    Blog because you want to, do what you want to as long as it’s legal and doesn’t hurt anyone, chill the hell out!

    And I think you’ll find it’s Union J which is where it’s at it nowadays!

    • says

      Thanks for agreeing, it’s always welcome :)

      There used to be a joke among bloggers that you couldn’t really call yourself a blogger until you’d written a post about why you were going to give up blogging – and subsequently come back to blogging three months later.

      I think many of us go through phases of thinking, I don’t want to blog, or I want to blog differently, or I don’t feel as connected to other bloggers as I did a year ago, or whatever… and that happens a lot around this time of year, because people are reflecting on things and thinking about new starts.

      Ultimately, if blogging isn’t making you happy, then I say absolutely, you should step away – for a week, a month, or forever. Take a break, see how you feel.

      I don’t judge anyone for making that choice any more than I’d judge them for stopping knitting, or going to the gym. But I also don’t think it’s anyone FAULT that you don’t enjoy your blog – it’s not yours but it’s also not down to other bloggers who might choose to blog in a different way, either. The world is big enough that you could easily ignore those blogs and find blogs you have more in common with, if you choose.

  6. says

    So very true all you have said ,the best thing about blogging is you do it for yourself. I am one of those who write about my memories and things that happen around me ,I always feel I should blog once a week but then realise there’s no pressure. I have made friends with many lovely people from all parts of the world and its even gave me a new love of photography as well as writing. Lovely post.

  7. says

    When I first started blogging I felt a bit lost as I didn’t feel I fit into any tribe. And it was attending Cybermummy that made me realise that there are so many people out there blogging who blog about similar things as me, parenting with a difference and now there are so many preemie bloggers out there, its so inspiring.

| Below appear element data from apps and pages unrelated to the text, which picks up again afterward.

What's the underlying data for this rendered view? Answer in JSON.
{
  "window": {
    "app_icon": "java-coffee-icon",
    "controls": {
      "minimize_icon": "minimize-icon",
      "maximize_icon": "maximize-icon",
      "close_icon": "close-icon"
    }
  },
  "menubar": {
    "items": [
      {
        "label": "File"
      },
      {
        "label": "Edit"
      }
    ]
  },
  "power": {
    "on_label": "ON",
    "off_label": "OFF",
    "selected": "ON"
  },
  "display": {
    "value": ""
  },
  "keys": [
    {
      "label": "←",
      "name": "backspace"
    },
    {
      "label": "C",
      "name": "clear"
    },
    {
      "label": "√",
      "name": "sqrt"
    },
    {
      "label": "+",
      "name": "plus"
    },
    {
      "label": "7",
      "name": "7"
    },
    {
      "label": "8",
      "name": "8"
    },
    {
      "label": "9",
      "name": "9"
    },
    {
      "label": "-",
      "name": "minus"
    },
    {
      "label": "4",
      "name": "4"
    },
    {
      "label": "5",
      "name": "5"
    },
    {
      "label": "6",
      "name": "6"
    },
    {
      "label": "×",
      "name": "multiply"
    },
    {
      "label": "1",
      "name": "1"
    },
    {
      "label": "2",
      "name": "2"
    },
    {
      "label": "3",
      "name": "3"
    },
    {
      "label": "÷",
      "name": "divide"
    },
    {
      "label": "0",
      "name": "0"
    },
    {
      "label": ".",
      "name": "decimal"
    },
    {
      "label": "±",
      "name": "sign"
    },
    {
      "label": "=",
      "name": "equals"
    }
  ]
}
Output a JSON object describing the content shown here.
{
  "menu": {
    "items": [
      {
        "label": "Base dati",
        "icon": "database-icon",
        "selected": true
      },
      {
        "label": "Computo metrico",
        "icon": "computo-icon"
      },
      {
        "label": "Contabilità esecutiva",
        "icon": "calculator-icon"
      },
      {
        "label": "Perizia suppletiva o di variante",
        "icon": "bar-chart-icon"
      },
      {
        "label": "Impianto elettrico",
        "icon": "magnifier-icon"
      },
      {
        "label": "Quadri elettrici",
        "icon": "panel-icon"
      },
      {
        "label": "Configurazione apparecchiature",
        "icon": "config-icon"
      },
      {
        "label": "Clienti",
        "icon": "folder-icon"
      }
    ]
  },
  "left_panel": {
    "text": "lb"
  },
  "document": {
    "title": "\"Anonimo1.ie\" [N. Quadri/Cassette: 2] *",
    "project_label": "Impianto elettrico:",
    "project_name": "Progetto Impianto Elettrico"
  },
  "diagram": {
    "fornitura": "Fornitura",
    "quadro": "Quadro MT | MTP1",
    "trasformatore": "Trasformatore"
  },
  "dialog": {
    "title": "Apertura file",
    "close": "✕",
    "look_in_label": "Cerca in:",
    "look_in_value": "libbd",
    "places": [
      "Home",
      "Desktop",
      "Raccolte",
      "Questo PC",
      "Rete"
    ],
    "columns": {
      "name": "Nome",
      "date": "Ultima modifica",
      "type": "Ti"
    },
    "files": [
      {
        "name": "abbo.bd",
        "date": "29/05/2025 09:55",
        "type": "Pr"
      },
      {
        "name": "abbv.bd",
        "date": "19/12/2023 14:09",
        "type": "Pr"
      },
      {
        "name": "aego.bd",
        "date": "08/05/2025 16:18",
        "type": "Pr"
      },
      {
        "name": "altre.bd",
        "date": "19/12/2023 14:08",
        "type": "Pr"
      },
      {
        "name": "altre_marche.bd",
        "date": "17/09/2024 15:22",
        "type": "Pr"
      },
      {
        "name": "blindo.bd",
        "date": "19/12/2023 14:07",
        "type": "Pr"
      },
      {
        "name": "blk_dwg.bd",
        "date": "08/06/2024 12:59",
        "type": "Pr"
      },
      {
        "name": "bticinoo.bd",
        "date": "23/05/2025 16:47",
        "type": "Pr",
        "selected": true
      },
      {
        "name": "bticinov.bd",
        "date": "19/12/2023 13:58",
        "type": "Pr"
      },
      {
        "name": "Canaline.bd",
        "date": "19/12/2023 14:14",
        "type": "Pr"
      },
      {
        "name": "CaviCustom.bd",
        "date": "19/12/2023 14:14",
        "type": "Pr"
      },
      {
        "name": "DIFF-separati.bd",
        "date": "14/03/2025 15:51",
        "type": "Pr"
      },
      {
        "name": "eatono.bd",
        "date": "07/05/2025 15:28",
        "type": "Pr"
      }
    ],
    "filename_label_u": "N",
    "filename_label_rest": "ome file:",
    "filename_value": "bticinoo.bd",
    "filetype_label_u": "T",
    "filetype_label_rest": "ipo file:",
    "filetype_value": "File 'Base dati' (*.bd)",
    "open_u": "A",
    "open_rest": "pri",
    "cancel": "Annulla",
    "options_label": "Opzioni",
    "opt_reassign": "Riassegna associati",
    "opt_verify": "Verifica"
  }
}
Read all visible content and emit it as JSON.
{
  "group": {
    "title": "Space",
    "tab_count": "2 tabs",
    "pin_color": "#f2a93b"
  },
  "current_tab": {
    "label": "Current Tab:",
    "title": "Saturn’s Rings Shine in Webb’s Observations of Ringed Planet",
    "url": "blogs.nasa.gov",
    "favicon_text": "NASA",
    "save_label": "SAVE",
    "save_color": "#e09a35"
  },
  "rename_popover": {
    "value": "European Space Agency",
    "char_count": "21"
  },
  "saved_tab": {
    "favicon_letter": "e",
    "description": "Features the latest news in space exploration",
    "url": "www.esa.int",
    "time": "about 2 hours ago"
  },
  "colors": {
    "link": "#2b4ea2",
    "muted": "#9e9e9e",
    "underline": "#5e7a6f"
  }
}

    So the only thing I’d add to that post is if you can’t find a tribe that speaks to you, go out and make one yourself! Don’t sit in the corner sulking about it.
    Kylie recently posted..PTSD, Paroxetine and PSYMy Profile

    • says

      I love the notion of setting up your own tribe, that’s very true, I see new tribes being formed ALL the time among bloggers who find people they have something in common with.

  8. says

    It’s not a backlash comment at all, CJ, it’s your opinion and actually I agree – there are a million reasons for having a blog and as many for stopping it, as I said, I wouldn’t ever judge anyone for taking a break, one of the things I love about blogging is that you CAN put it down and pick it up again as you please.

  9. says

    Brilliantly written post. People should bookmark this and read it every time they are starting to doubt themselves. I personally get a thrill from good things people say about my blog, but if they didn’t would I stop writing? Hell no – I write this shizzle to entertain myself! Me myself and I (and my mum). The biggest insult is prob that my own husband doesn’t even read my blog! lol. I agree with every single bit of this post and have huge respect to you for saying what I probably couldn’t put into coherent sentences! Well Done. xx
    Emma Day recently posted..If the ring fits…My Profile

  10. says

    Sally – this is a super post. Sometimes just getting out there we are stymied by the fears that we create in our own minds. You really laid it wide open – it’s really about doing what you want to do and anything goes! The tough bit comes when you know what you want but you’re not sure about how to get it – so get clear and get focussed.

    I love it – I’ll be back for more – thank you.
    Sunanda Bailey recently posted..How to find your ideal client, again and again?My Profile